_PROBLEM TO SOLVE:_ Going through the material below, please gather all lines with the word "sous" in them.
------------------------------------
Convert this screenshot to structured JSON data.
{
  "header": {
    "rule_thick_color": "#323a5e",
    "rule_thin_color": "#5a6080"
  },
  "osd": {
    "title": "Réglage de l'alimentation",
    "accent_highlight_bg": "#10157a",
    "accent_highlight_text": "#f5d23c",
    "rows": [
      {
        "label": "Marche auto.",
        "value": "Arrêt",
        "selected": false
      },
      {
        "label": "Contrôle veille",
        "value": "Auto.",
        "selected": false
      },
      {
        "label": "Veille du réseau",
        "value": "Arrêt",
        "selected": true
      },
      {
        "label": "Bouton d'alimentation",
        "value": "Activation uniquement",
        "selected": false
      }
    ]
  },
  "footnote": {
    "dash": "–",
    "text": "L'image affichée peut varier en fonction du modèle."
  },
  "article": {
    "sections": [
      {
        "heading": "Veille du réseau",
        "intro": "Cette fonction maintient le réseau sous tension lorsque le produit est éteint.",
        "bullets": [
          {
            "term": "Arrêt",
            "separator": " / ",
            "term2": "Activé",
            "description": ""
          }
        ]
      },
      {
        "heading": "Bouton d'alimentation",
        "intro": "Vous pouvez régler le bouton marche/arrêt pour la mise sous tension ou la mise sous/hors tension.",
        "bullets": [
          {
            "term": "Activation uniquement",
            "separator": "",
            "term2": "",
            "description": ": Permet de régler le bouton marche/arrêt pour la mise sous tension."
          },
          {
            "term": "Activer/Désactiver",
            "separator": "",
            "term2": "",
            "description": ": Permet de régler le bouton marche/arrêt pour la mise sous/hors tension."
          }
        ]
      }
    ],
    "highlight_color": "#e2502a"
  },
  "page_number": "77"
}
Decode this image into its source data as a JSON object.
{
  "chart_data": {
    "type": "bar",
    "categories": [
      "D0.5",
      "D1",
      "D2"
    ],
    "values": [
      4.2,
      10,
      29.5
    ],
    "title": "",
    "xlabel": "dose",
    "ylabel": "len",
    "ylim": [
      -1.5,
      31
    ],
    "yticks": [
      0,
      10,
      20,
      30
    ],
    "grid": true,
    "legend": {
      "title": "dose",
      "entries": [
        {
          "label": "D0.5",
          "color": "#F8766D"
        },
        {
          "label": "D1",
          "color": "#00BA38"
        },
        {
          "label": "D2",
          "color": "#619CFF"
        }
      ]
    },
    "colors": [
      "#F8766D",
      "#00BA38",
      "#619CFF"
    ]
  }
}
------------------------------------
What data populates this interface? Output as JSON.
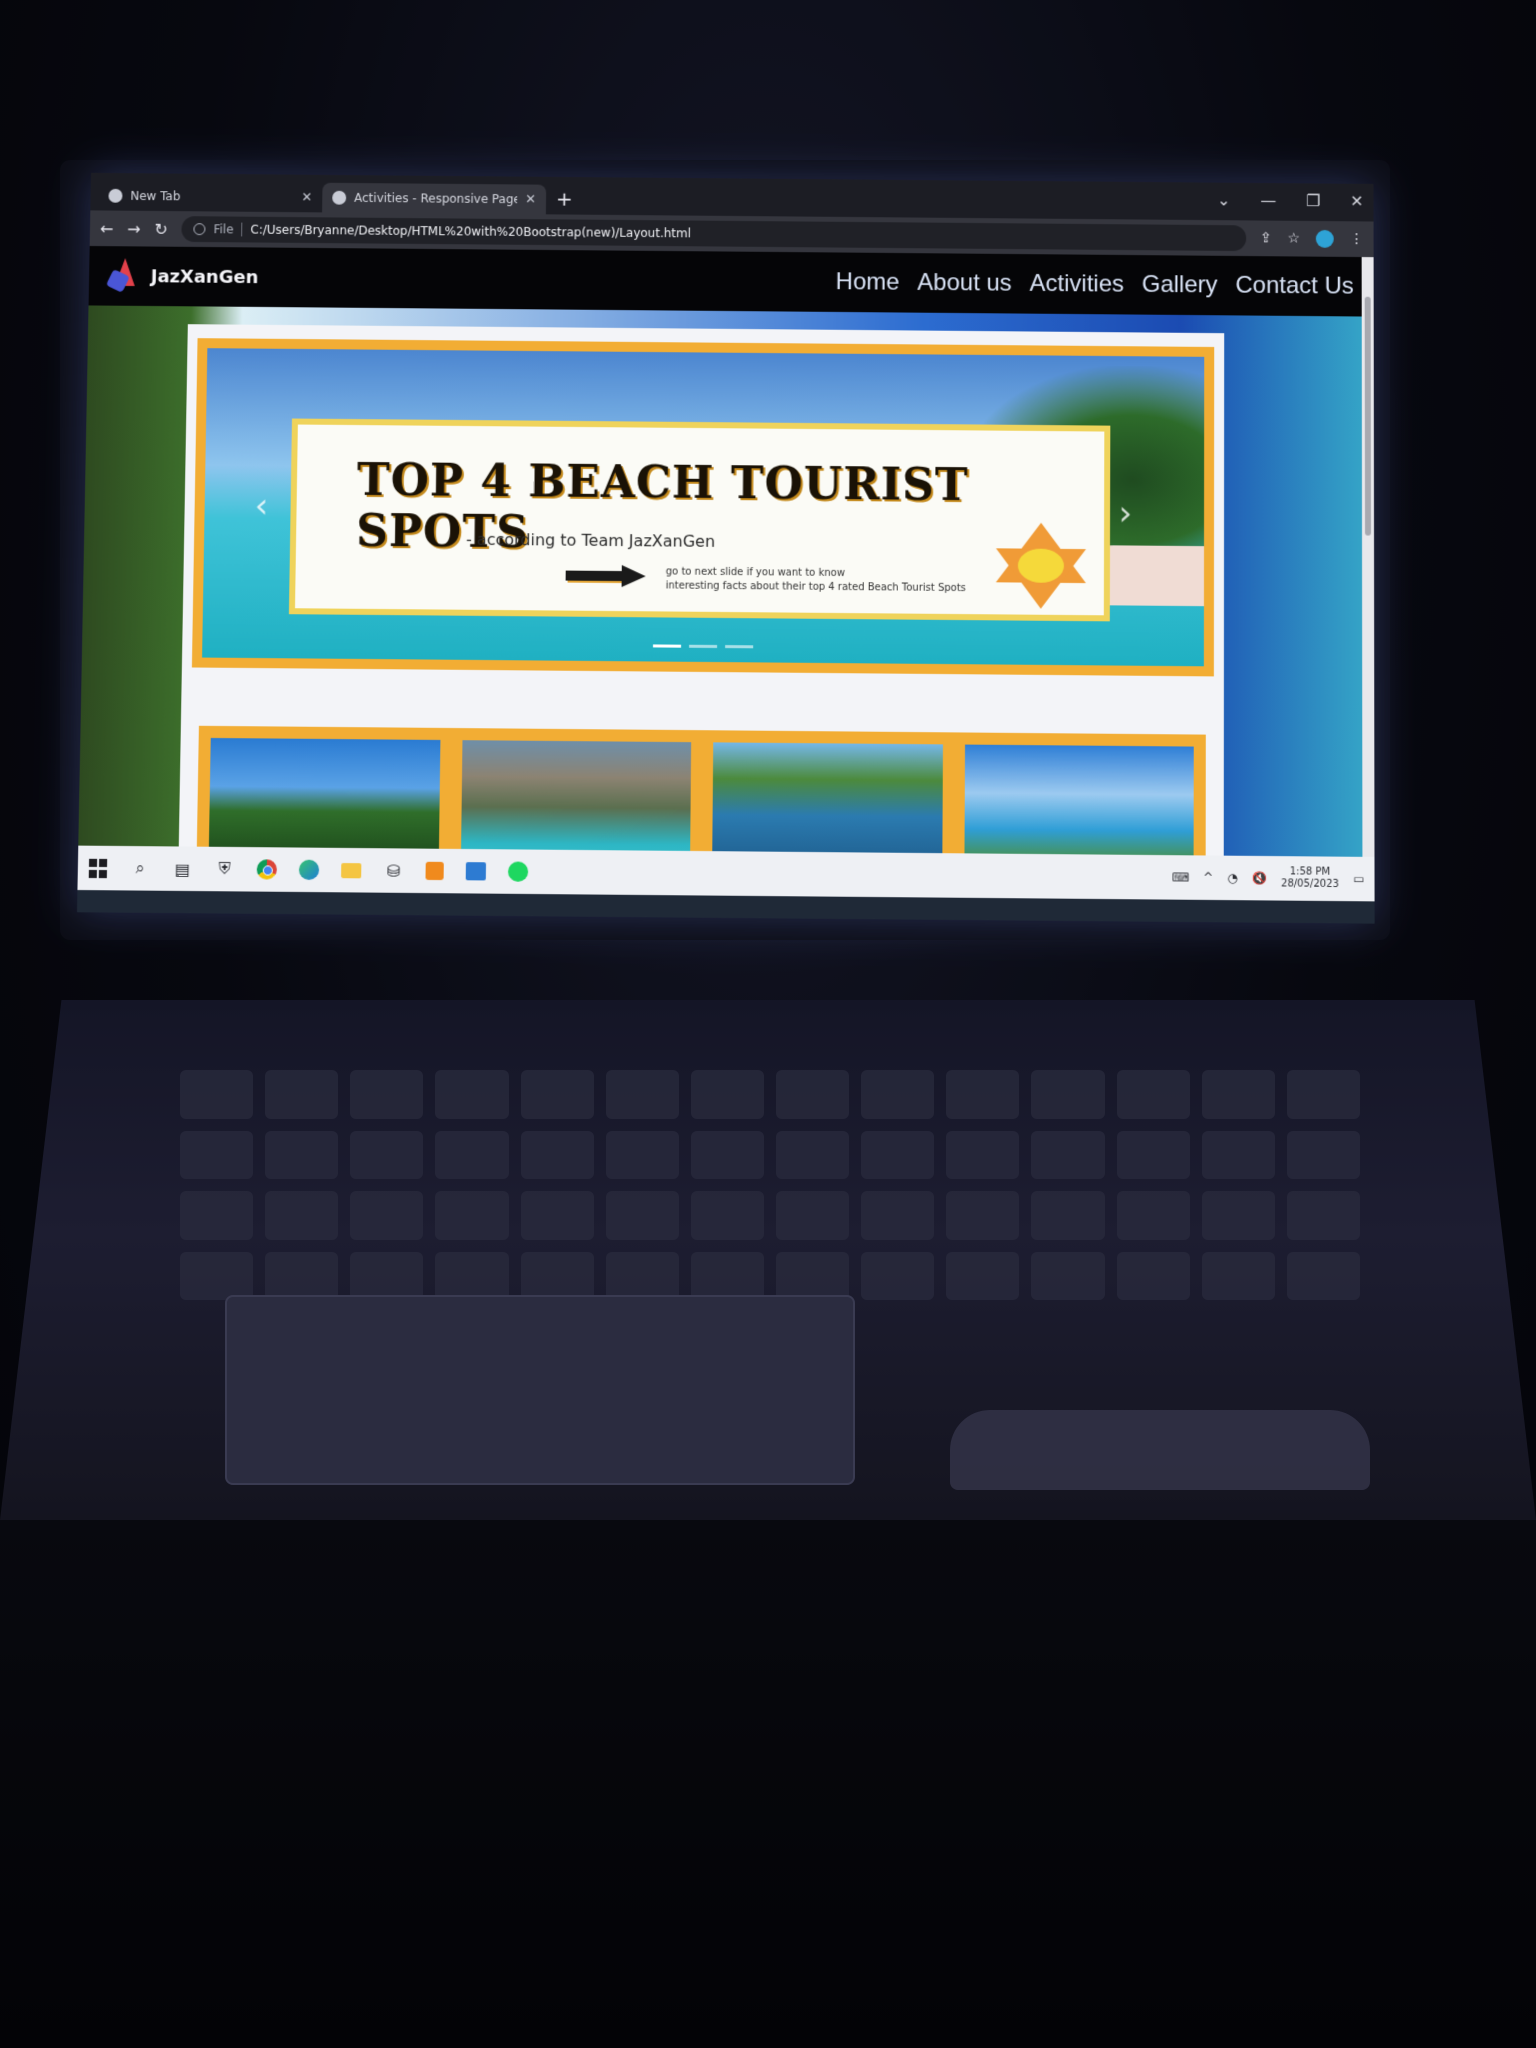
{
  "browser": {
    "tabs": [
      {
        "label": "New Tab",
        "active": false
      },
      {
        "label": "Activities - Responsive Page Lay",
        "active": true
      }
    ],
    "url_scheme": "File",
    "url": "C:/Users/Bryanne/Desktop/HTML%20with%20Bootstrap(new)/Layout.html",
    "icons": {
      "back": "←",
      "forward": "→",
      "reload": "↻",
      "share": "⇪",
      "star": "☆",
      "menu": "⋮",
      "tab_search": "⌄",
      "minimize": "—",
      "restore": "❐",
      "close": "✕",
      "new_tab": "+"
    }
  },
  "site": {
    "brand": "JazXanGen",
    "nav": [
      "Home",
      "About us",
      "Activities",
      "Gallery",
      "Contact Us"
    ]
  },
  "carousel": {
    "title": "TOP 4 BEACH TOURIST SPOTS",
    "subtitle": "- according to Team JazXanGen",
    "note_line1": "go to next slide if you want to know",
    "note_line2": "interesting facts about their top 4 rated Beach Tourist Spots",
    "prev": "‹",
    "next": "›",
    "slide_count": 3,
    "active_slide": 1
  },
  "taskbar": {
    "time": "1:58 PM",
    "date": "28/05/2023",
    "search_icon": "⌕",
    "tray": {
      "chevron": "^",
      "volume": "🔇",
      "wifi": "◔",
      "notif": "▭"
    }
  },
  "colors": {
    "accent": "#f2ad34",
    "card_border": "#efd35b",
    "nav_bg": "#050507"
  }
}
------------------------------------
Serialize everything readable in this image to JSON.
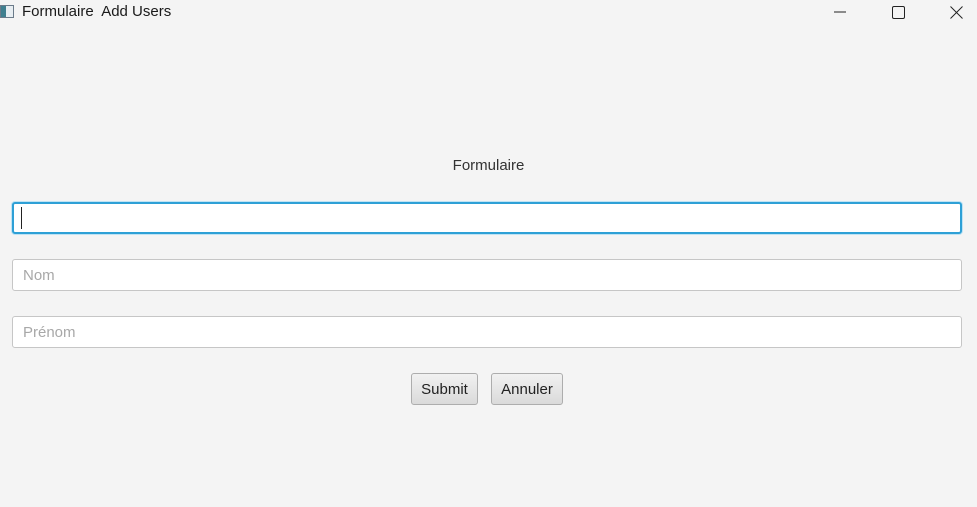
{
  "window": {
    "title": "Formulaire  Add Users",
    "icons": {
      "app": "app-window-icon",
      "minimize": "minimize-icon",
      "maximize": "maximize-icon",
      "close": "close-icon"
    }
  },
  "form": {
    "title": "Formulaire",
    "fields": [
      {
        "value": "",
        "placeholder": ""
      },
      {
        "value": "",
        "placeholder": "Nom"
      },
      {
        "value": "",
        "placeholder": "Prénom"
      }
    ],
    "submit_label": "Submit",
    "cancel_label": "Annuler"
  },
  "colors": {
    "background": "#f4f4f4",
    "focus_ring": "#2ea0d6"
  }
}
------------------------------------
_EXPECTED ANSWER:_
        "intro": "Cette fonction maintient le réseau sous tension lorsque le produit est éteint.",
        "intro": "Vous pouvez régler le bouton marche/arrêt pour la mise sous tension ou la mise sous/hors tension.",
            "description": ": Permet de régler le bouton marche/arrêt pour la mise sous tension."
            "description": ": Permet de régler le bouton marche/arrêt pour la mise sous/hors tension."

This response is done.